Lady Sarah McCorquodale, eldest sister of the late Diana, Princess of Wales, spoke about her sister in the BBC’s documentary Diana, 7 Days, and questioned why she hadn’t been wearing her seatbelt.
“She was religious in putting on her seatbelt,” said Lady Sarah. “Why didn’t she put it on that night? I’ll never know.”
Lady Sarah also spoke of the anger she felt watching the news coverage of Diana’s car accident and death, and how news presenters were saying that she was expected to live.
“There was a period of about two hours and I was talking obviously to members of my own family and learned that she hadn’t made it,” said Lady Sarah.
“For these two hours, the presenters on every news channel were saying ‘injured but expected to make a full recovery’, and I have no idea why but it made me so angry.”
Lady Sarah accompanied her former brother-in-law Prince Charles and sister Jane Fellowes, Baroness Fellowes, to Paris to retrieve Diana’s body and return her to England. It wasn’t until after Diana’s funeral that she allowed herself to sit down and feel the emotions she’d bottled up over the previous week.
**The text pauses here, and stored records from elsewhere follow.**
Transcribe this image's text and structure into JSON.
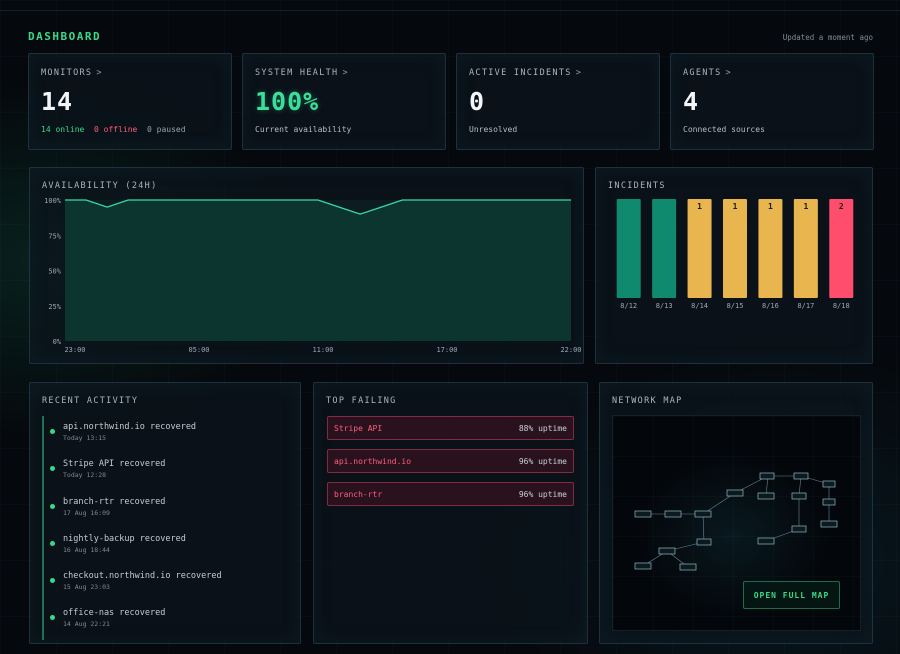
{
  "header": {
    "title": "DASHBOARD",
    "updated": "Updated a moment ago"
  },
  "stats": {
    "monitors": {
      "label": "MONITORS",
      "value": "14",
      "online": "14 online",
      "offline": "0 offline",
      "paused": "0 paused"
    },
    "health": {
      "label": "SYSTEM HEALTH",
      "value": "100%",
      "sub": "Current availability"
    },
    "incidents": {
      "label": "ACTIVE INCIDENTS",
      "value": "0",
      "sub": "Unresolved"
    },
    "agents": {
      "label": "AGENTS",
      "value": "4",
      "sub": "Connected sources"
    },
    "chevron": ">"
  },
  "availability": {
    "title": "AVAILABILITY (24H)"
  },
  "incidents_panel": {
    "title": "INCIDENTS"
  },
  "chart_data": [
    {
      "type": "area",
      "title": "AVAILABILITY (24H)",
      "x": [
        0,
        1,
        2,
        3,
        4,
        5,
        6,
        7,
        8,
        9,
        10,
        11,
        12,
        13,
        14,
        15,
        16,
        17,
        18,
        19,
        20,
        21,
        22,
        23,
        24
      ],
      "values": [
        100,
        100,
        95,
        100,
        100,
        100,
        100,
        100,
        100,
        100,
        100,
        100,
        100,
        95,
        90,
        95,
        100,
        100,
        100,
        100,
        100,
        100,
        100,
        100,
        100
      ],
      "xticks": [
        "23:00",
        "05:00",
        "11:00",
        "17:00",
        "22:00"
      ],
      "yticks": [
        "0%",
        "25%",
        "50%",
        "75%",
        "100%"
      ],
      "ylim": [
        0,
        100
      ],
      "colors": {
        "line": "#39d9a8",
        "fill": "#0e3a33"
      }
    },
    {
      "type": "bar",
      "title": "INCIDENTS",
      "categories": [
        "8/12",
        "8/13",
        "8/14",
        "8/15",
        "8/16",
        "8/17",
        "8/18"
      ],
      "values": [
        0,
        0,
        1,
        1,
        1,
        1,
        2
      ],
      "labels": [
        "",
        "",
        "1",
        "1",
        "1",
        "1",
        "2"
      ],
      "colors": [
        "#108a6e",
        "#108a6e",
        "#e8b54e",
        "#e8b54e",
        "#e8b54e",
        "#e8b54e",
        "#ff4d6d"
      ]
    }
  ],
  "recent": {
    "title": "RECENT ACTIVITY",
    "items": [
      {
        "name": "api.northwind.io recovered",
        "time": "Today 13:15"
      },
      {
        "name": "Stripe API recovered",
        "time": "Today 12:28"
      },
      {
        "name": "branch-rtr recovered",
        "time": "17 Aug 16:09"
      },
      {
        "name": "nightly-backup recovered",
        "time": "16 Aug 18:44"
      },
      {
        "name": "checkout.northwind.io recovered",
        "time": "15 Aug 23:03"
      },
      {
        "name": "office-nas recovered",
        "time": "14 Aug 22:21"
      }
    ]
  },
  "failing": {
    "title": "TOP FAILING",
    "items": [
      {
        "name": "Stripe API",
        "uptime": "88% uptime"
      },
      {
        "name": "api.northwind.io",
        "uptime": "96% uptime"
      },
      {
        "name": "branch-rtr",
        "uptime": "96% uptime"
      }
    ]
  },
  "network": {
    "title": "NETWORK MAP",
    "button": "OPEN FULL MAP"
  }
}
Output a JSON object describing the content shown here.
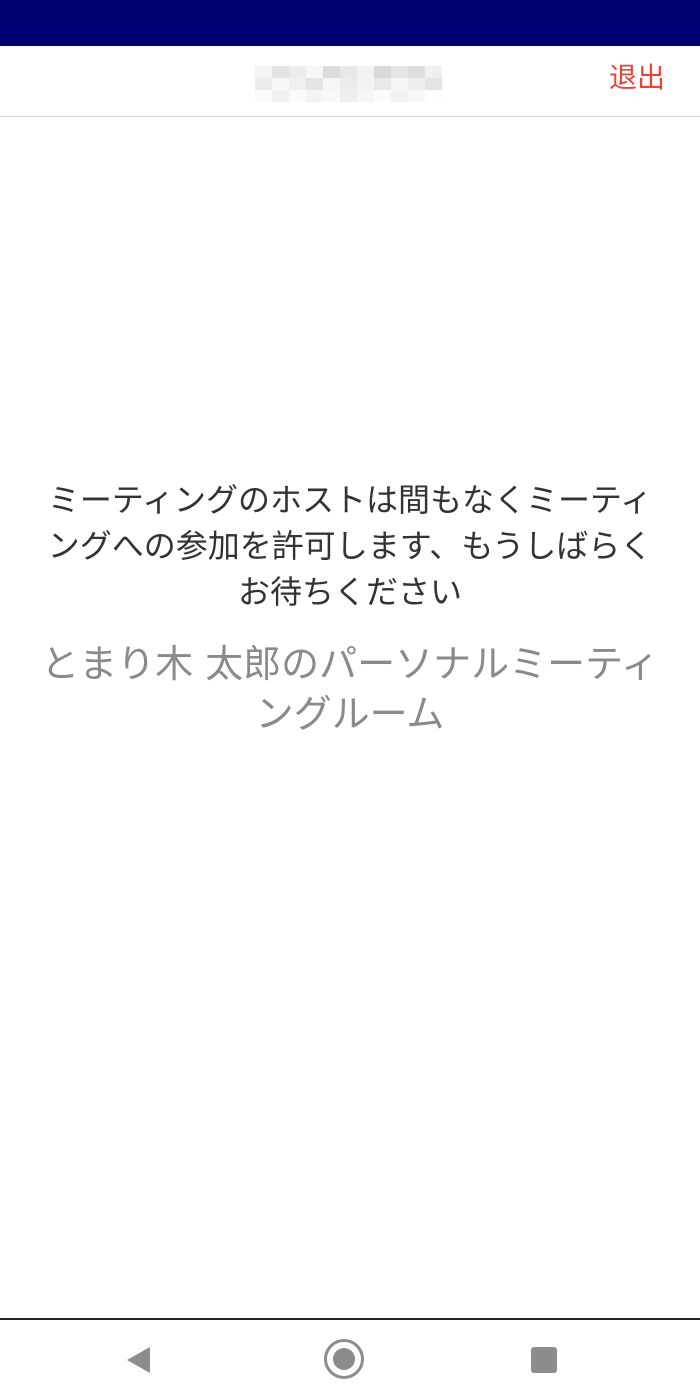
{
  "header": {
    "leave_label": "退出"
  },
  "main": {
    "waiting_message": "ミーティングのホストは間もなくミーティングへの参加を許可します、もうしばらくお待ちください",
    "room_name": "とまり木 太郎のパーソナルミーティングルーム"
  },
  "colors": {
    "status_bar": "#000075",
    "leave_text": "#e8443a",
    "message_text": "#333333",
    "room_text": "#8a8a8a"
  },
  "icons": {
    "back": "back-triangle-icon",
    "home": "home-circle-icon",
    "recents": "recents-square-icon"
  }
}
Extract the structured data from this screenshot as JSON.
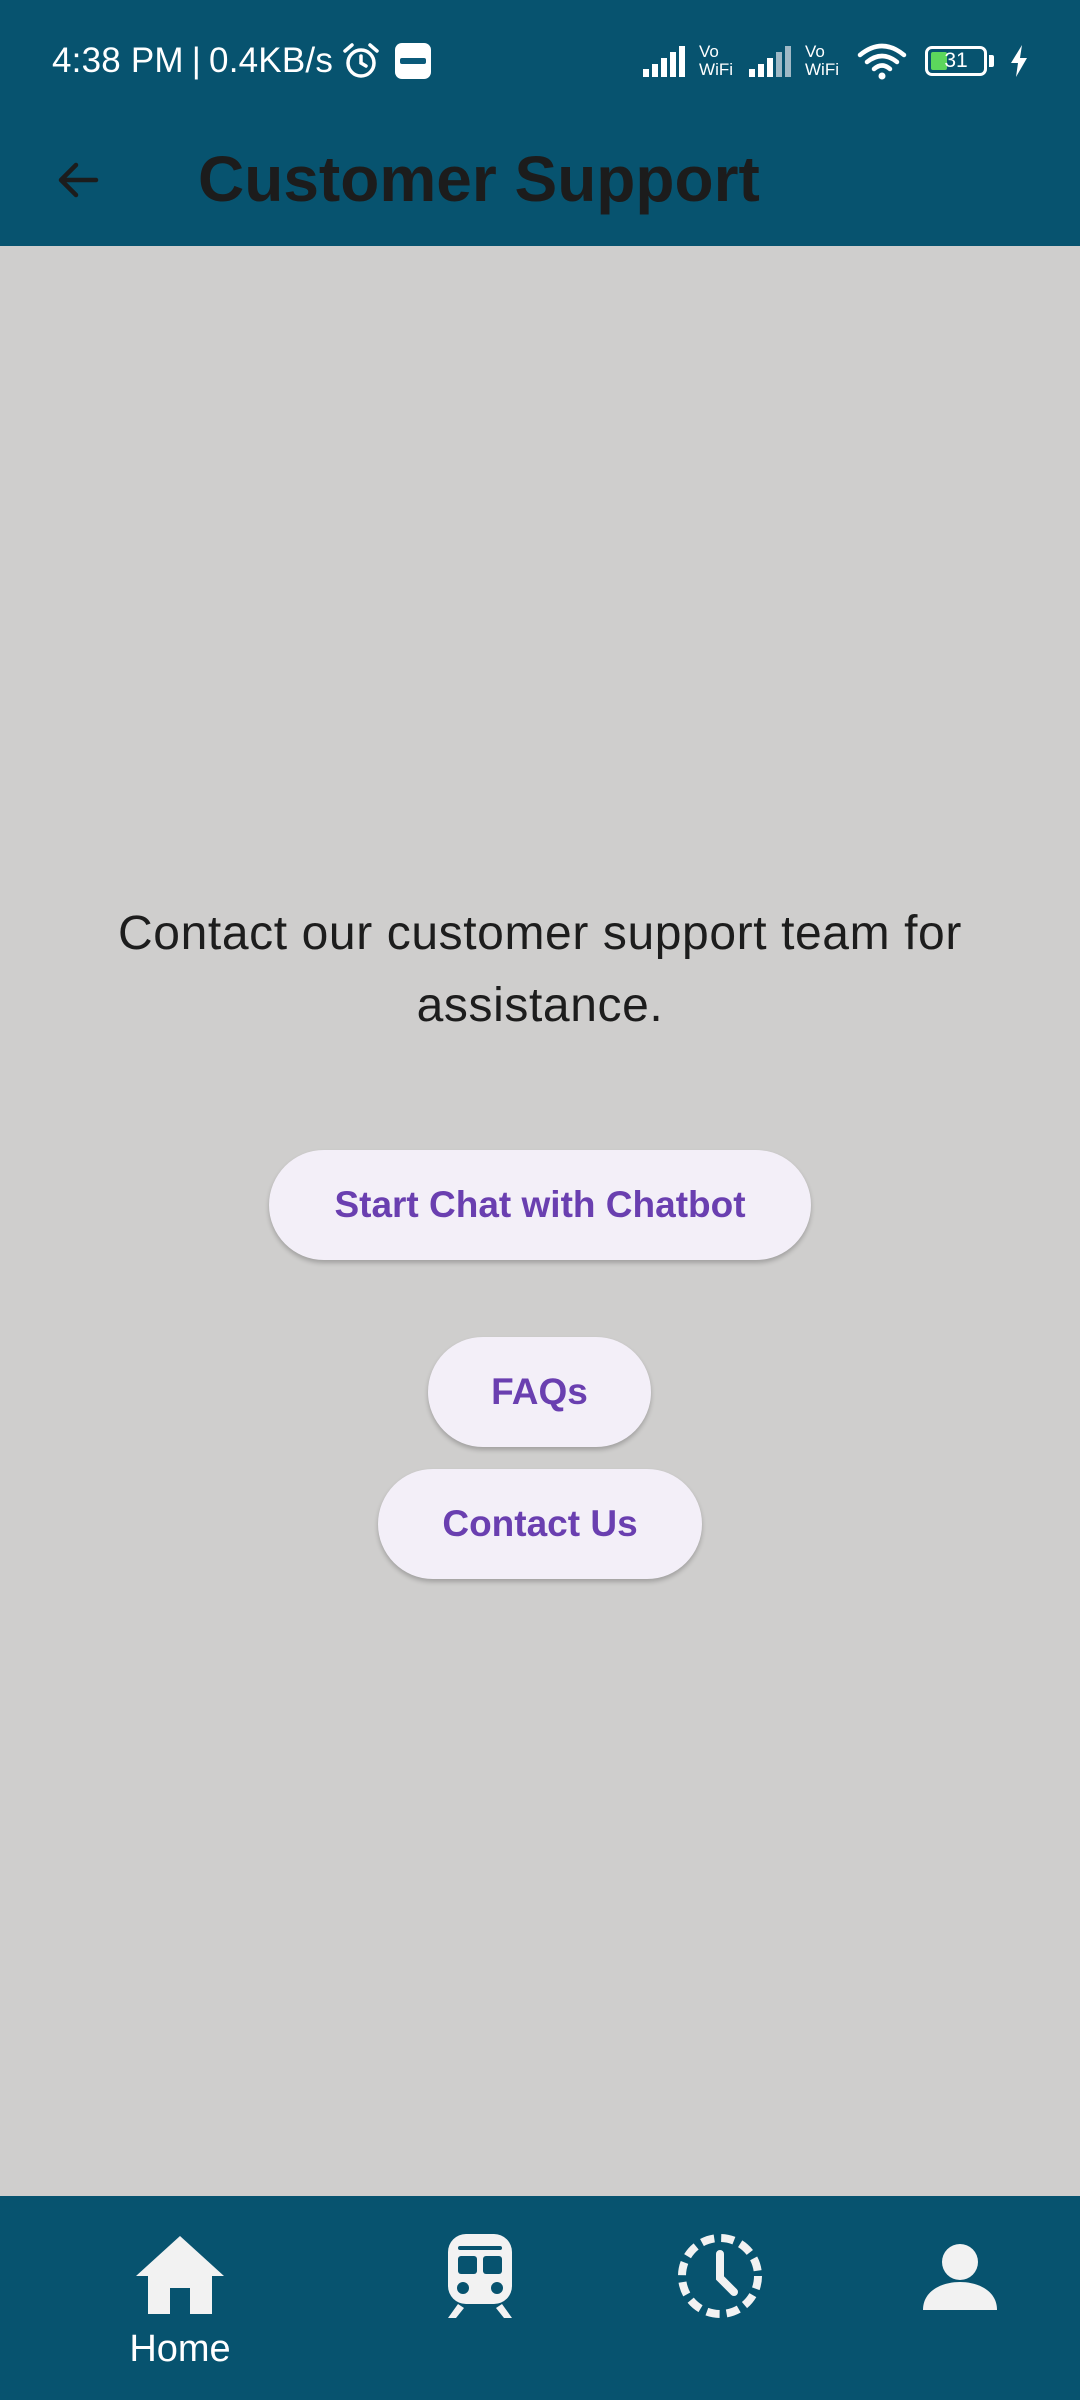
{
  "status_bar": {
    "time": "4:38 PM",
    "separator": "|",
    "network_speed": "0.4KB/s",
    "vowifi_top": "Vo",
    "vowifi_bottom": "WiFi",
    "battery_level": "31",
    "battery_fraction": 0.31,
    "battery_fill_color": "#5cd65c"
  },
  "app_bar": {
    "title": "Customer Support",
    "back_icon": "arrow-back-icon"
  },
  "main": {
    "description": "Contact our customer support team for assistance.",
    "buttons": [
      {
        "label": "Start Chat with Chatbot"
      },
      {
        "label": "FAQs"
      },
      {
        "label": "Contact Us"
      }
    ]
  },
  "bottom_nav": {
    "items": [
      {
        "label": "Home",
        "icon": "home-icon"
      },
      {
        "label": "",
        "icon": "train-icon"
      },
      {
        "label": "",
        "icon": "history-icon"
      },
      {
        "label": "",
        "icon": "person-icon"
      }
    ]
  },
  "colors": {
    "primary": "#07536f",
    "background": "#cfcecd",
    "button_bg": "#f3eff8",
    "button_text": "#6a3fb0",
    "title_text": "#1c1c1c"
  }
}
“I think I felt shock, but I don’t think I felt anything else,” she said. “Just love and shock.”
“I don’t think I was capable of feeling anything because I put a barrier up. These are the jobs that have got to be done and just get on with them.”
“There’s time enough afterward to point fingers or whatever else you needed to do.”
Following Diana’s death, Lady Sarah was named co-executor of her will and president of the Diana, Princess of Wales Memorial Fund.
Lady Sarah and her brother Charles, Earl Spencer, have both spoken publicly in the past few months about their late sister in the lead-up to the 20th anniversary of her death. Diana’s other sister, Jane Fellowes, Baroness Fellowes, hasn’t given any interviews about her sister since her death.